Three main reasons I see .What do you think? Leave us a comment below. Let me know what your thoughts are.

ABOUT JEFF ALTMAN, THE BIG GAME HUNTER

Jeff Altman, The Big Game Hunter is a career and leadership coach who worked as a recruiter for more than 40 years. He is the host of “No

Jeff Altman, The Big Game Hunter
Jeff Altman, The Big Game Hunter

BS Job Search Advice Radio,” the #1 podcast in iTunes for job search with more than 1200 episodes, “Job Search Radio,” “and his newest show, “No BS Coaching Advice” and is a member of The Forbes Coaches Council.

Are you interested in 1:1 coaching, interview coaching, advice about networking more effectively, how to negotiate your offer or leadership coaching? Connect with me on LinkedIn. Then message me to schedule an initial complimentary session.

If you have questions for me, call me through the Magnifi app for iOS (video) or PrestoExperts.com (phone)

JobSearchCoachingHQ.com offers great advice for job hunters—videos, my books and guides to job hunting, podcasts, articles, PLUS a community for you to ask questions of PLUS the ability to ask me questions where I function as your ally with no conflict of interest answering your questions.  

Connect with me on LinkedIn. Like me on Facebook.

Join and attend my classes on Skillshare. Become a premium member and get 2 months free.

Jeff Altman, The Big Game Hunter

Join Career Angles on Facebook and receive support, ideas and advice in your current career and job.

You can order a copy of “Diagnosing Your Job Search Problems” for Kindle on Amazon and receive free Kindle versions of “No BS Resume Advice” and “Interview Preparation.” If you are starting your search, order, “Get Ready for the Job Jungle.”

Don’t forget to give the show 5 stars and a good review in iTunes

If you want to know how to win more interviews, order “Winning Interviews.” You’ll learn how to win phone interviews, in-person interviews, the best question to ask on any interview and more.

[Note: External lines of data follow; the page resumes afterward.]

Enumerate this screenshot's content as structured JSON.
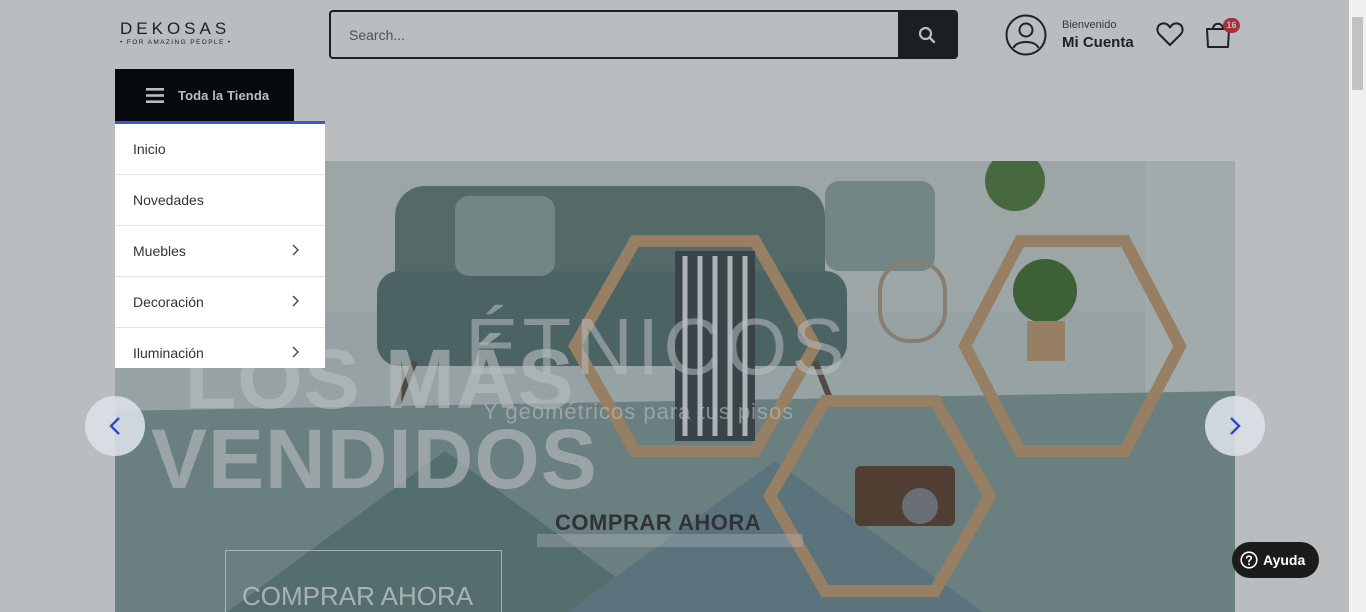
{
  "header": {
    "logo": {
      "brand": "DEKOSAS",
      "tagline": "• FOR AMAZING PEOPLE •"
    },
    "search": {
      "placeholder": "Search..."
    },
    "account": {
      "greeting": "Bienvenido",
      "label": "Mi Cuenta"
    },
    "cart": {
      "count": "16"
    }
  },
  "store_menu": {
    "button_label": "Toda la Tienda",
    "items": [
      {
        "label": "Inicio",
        "has_submenu": false
      },
      {
        "label": "Novedades",
        "has_submenu": false
      },
      {
        "label": "Muebles",
        "has_submenu": true
      },
      {
        "label": "Decoración",
        "has_submenu": true
      },
      {
        "label": "Iluminación",
        "has_submenu": true
      }
    ]
  },
  "hero": {
    "headline_line1": "LOS MÁS",
    "headline_line2": "VENDIDOS",
    "overlay_title": "ÉTNICOS",
    "overlay_subtitle": "Y geométricos para tus pisos",
    "cta_primary": "COMPRAR AHORA",
    "cta_secondary": "COMPRAR AHORA"
  },
  "help": {
    "label": "Ayuda"
  },
  "colors": {
    "accent": "#3b56d9",
    "dark": "#1d1d1d",
    "badge": "#e0393e"
  },
  "icons": [
    "search-icon",
    "user-icon",
    "heart-icon",
    "shopping-bag-icon",
    "menu-icon",
    "chevron-right-icon",
    "chevron-left-icon",
    "question-icon"
  ]
}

Would you like to talk through a salary negotiation or potential negotiation you’re involved with? Order and schedule time with me.

Do you have questions or would like advice about networking or any aspect of your search. Order and schedule time with me.

Would you like me to critique your resume. Order a critique from me

For more about LinkedIn, order “Stacked: Double Your Job Interviews, Leverage Recruiters and Unlock LinkedIn.”

Jeff’s Kindle book, “You Can Fix Stupid: No BS Hiring Advice,” is available on Amazon.

 

Podcasting made easy on WebTalkRadio.net

Leave a Reply

This site uses Akismet to reduce spam. Learn how your comment data is processed.